Agnikul Cosmos's Agnibaan launch vehicle at the launch pad in ISRO's SHAR

Private Indian Spaceflight companies are stepping up to meet the demand for the launch of small satellites, by developing small launch vehicles. Agnibaan by Agnikul Cosmos uses an innovative 3D printed Agnilet engine. The first test flight for the rocket Was deferred minutes before the launch. The launch has been delayed multiple times. The Agnilet engine is 3D printed. This is the first test flight of the second private rocket from India

New Delhi: Agnikul Cosmos has once again deferred the launch of the first test flight of the Agnibaan launch vehicle. The Suborbital Technology Demonstrator (SOrTeD) mission is for evaluating the performance of the Agnibaan rocket, and is the second private Indian rocket launch after the Vikram-S launch by Skyroot Aerospace on 18 November, 2022. The launch attempt was livestreamed by IN-SPACe. No specific reason has been provided so far, for the delay, but the launch was deferred during a health check.

The Agnibaan Flight Marks A Number of Firsts

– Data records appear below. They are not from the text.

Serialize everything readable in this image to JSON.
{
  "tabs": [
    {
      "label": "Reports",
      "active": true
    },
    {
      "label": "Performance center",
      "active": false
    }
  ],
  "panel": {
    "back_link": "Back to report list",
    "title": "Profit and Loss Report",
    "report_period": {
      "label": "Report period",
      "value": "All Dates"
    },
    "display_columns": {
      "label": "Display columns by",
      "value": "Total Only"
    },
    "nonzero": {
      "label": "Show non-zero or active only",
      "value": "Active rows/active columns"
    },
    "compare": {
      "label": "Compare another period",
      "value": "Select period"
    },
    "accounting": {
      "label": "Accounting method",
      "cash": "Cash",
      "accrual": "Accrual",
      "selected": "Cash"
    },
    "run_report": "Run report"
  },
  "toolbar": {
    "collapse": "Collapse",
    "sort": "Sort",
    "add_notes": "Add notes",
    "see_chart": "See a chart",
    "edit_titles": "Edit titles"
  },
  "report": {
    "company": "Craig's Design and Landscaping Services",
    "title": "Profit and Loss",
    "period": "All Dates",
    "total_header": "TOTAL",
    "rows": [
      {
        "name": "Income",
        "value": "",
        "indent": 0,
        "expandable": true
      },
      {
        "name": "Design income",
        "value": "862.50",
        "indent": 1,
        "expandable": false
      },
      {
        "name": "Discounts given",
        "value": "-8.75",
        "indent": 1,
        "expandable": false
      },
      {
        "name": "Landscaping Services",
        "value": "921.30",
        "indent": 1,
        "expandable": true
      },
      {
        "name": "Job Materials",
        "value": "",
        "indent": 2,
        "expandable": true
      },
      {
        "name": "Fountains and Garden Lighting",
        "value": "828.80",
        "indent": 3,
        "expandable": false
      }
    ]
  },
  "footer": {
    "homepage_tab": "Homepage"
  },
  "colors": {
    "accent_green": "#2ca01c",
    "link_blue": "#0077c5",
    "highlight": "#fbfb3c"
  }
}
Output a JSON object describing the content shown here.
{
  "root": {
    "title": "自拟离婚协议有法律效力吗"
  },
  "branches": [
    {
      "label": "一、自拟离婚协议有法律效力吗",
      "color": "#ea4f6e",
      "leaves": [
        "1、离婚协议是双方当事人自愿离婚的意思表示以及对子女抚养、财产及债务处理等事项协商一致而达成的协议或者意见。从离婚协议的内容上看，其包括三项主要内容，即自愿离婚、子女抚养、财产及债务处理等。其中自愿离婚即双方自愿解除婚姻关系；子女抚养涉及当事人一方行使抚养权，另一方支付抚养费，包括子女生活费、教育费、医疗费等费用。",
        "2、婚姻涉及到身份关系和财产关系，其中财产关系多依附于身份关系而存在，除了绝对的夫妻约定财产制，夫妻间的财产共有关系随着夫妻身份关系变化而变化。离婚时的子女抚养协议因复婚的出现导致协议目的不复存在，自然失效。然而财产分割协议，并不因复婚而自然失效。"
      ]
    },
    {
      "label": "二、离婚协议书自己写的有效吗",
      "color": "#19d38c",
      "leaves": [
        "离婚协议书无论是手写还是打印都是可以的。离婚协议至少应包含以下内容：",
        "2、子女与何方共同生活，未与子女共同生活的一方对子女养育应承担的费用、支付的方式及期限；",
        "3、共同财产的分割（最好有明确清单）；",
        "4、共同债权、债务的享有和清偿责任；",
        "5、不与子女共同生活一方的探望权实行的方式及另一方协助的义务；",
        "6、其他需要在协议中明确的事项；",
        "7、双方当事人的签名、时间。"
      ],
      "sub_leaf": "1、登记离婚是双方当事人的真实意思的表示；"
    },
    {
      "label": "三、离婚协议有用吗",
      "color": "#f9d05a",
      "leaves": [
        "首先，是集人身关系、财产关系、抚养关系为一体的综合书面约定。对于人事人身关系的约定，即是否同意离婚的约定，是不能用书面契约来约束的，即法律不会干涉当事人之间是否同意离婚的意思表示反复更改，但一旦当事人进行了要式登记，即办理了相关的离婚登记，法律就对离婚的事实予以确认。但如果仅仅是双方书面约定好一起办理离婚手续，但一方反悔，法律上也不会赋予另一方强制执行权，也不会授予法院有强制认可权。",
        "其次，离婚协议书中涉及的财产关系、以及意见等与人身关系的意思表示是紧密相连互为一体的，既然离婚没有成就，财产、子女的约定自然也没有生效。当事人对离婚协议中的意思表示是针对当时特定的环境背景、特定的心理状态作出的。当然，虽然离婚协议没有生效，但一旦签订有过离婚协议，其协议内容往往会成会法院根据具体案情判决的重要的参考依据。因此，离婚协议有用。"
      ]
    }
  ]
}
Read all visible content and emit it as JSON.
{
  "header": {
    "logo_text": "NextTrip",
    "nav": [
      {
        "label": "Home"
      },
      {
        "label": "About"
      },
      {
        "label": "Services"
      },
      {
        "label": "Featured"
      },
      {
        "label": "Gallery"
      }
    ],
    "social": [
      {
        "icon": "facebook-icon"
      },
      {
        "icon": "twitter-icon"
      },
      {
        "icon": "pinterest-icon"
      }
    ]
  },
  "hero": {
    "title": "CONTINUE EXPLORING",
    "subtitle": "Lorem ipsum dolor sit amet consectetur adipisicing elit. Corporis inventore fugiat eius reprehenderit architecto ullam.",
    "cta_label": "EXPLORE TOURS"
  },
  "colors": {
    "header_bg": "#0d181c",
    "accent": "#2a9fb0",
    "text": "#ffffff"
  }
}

The Agnibaan rocket has the first indigenously developed semi-cryogenic engine from India. It also has the world’s first and only 3D printed rocket engine that was produced as a single unit. SOrTeD uses thrust vectoring of the actuators over the engine, allowing the rocket to execute a controlled vertical ascent. This will be the first test flight for the rocket. The rocket was also launched from the first private launchpad in India.

Agnibaan Rocket To Be Launched From Sriharikota

The launch will eventually place from ALP-01, the private launch pad of Aginkul Cosmos at Sriharikota. Agnikul Cosmos has set up its own launch pad and mission control centre at ISRO’s spaceport in Sriharikota. These facilities were opened in 2022 in preparation for the launch, which was delayed multiple times in the lead up to the launch because of hiccoughs during prelaunch procedures. Such delays are normal for hardware that is being developed.

The prelaunch procedures began ten hours before the flight, with the loading of the fuel into the rocket. The programme was uploaded to the flight computer, with the launch director giving a final clearance after assessing the condition of the hardware and the environment. According to the planned flight profile, the rocket was to reach an altitude of eight kilometres, before splashing down into the Bay of Bengal, seven kilometres from the launch pad.

(With Inputs From Agencies)